Russ Keast farms several thousands acres of corn and soybeans near Macedonia, IA, on his family’s century-old farm. He markets much of his corn through his feedyard and hog-finishing operation. So good risk management is a must.

“We don’t look at dollar targets as much as we look at market signals,” he says. “We watch the weekly charts more than the daily charts for macro signals. We try to remain as emotionless as we can.

“We were 75-80% sold on soybeans by the first week in October (cash sales),” he says. “We started and finished those sales mostly in the mid-$9/bu. range. We also sold short calls (to add potential profit to our position), but as the market matured, we were able to get out of them without much of an expense.”           

Keast works with a risk-management consultant, Bill Haupts, independent contractor with Russell Associates. Haupts has limited power of attorney to make trades. “I don’t like to deal with a broker,” says Keast. “I work regularly with Bill to develop strategies. We discuss our plan, then he makes trades based on those strategies.”

Following the bullish crop report, Keast and Haupts were waiting for the limit-up rally to settle in before making final decisions, especially with the volatility.

As for corn, Keast sold some early on – “but the markets haven’t given us any long-terms signals to sell.” Much of his crop is marketed through the farm’s feedyard, where he often gets more out of corn through pounds of gain. “We’ve sold corn to our feedyard on a weekly basis and kept our cost of gains in the mid-60¢/lb. range (much lower than the average COG),” he says.

He saw the potential for corn price increases before the October crop report and bought short-term corn call positions to get through the report, he says, adding that some additional profit was taken with the limit-up prices. “We did it to avoid some of our risk in feeding cattle. The strategy worked.”

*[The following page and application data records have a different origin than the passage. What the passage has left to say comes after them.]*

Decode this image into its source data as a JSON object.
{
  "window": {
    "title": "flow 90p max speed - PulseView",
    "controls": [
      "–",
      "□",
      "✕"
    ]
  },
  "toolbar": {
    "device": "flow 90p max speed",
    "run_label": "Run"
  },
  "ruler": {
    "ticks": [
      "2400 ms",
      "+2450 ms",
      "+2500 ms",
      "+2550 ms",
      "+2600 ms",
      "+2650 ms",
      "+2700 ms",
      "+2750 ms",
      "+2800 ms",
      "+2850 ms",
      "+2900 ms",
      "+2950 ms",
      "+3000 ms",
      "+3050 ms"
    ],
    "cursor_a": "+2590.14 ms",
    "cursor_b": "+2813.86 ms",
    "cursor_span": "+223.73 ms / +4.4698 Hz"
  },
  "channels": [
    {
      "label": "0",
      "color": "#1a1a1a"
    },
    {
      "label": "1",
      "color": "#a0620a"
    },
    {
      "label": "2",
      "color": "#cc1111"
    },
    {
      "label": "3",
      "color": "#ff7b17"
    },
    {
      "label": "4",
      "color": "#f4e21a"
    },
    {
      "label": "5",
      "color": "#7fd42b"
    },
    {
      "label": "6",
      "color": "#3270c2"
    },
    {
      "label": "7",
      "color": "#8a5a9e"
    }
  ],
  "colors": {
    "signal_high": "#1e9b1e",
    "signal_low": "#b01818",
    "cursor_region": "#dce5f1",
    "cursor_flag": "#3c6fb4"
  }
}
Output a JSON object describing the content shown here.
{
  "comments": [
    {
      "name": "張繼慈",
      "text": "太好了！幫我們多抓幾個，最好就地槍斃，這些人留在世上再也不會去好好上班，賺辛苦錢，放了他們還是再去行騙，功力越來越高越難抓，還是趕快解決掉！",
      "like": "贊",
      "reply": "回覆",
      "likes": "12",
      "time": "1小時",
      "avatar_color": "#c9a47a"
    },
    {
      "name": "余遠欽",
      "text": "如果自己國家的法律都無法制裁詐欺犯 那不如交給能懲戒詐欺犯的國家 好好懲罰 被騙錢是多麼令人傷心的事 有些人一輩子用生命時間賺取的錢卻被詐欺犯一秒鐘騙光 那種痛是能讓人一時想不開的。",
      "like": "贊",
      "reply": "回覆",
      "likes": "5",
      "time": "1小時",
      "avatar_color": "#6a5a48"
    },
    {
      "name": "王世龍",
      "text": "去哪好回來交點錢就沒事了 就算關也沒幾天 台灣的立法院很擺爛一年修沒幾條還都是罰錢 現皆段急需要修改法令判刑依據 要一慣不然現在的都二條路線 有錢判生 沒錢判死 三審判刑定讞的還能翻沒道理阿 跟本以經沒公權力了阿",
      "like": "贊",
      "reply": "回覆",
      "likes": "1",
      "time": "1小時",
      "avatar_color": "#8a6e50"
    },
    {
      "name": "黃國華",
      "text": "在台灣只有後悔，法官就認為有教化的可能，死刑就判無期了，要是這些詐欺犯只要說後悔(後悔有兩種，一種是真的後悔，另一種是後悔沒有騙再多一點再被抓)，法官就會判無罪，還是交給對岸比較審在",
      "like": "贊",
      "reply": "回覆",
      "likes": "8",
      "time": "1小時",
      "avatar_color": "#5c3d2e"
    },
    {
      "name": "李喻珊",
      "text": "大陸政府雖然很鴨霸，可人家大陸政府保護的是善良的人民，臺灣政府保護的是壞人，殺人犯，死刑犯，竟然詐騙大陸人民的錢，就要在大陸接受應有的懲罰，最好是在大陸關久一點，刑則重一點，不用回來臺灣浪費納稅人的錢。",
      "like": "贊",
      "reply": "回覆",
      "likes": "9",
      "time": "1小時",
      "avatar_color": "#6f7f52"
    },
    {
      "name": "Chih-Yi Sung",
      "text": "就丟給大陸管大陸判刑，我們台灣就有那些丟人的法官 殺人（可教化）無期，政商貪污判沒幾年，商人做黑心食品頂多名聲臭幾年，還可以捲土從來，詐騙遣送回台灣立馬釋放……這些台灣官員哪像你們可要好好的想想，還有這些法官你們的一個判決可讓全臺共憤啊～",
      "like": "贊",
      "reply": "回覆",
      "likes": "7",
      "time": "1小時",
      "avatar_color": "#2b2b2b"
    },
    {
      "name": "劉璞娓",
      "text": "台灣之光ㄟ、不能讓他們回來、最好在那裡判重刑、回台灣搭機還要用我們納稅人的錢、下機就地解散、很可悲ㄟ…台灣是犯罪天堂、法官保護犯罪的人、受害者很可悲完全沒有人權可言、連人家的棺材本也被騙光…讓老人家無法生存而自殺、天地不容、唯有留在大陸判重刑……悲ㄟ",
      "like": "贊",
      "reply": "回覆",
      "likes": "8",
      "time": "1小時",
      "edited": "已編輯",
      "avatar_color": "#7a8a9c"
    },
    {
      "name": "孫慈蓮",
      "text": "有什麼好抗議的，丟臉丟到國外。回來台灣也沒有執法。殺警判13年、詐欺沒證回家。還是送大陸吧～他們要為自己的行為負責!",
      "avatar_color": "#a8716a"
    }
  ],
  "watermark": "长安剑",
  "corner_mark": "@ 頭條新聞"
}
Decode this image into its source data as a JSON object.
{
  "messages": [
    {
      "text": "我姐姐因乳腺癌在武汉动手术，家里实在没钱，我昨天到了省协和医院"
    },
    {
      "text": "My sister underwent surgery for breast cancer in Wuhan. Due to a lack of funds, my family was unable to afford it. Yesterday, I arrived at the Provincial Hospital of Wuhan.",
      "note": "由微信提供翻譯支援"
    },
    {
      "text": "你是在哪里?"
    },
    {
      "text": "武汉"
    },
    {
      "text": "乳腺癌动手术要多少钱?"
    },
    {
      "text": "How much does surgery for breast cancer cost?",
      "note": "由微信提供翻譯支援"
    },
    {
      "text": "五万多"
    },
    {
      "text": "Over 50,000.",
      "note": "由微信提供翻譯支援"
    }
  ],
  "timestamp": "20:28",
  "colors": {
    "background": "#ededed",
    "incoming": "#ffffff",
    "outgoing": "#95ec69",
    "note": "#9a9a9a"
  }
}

Keast feels 2010 has been an anomaly. “If you can sell at a price you like, one that produces a profit, you go with it, then start on the next year.”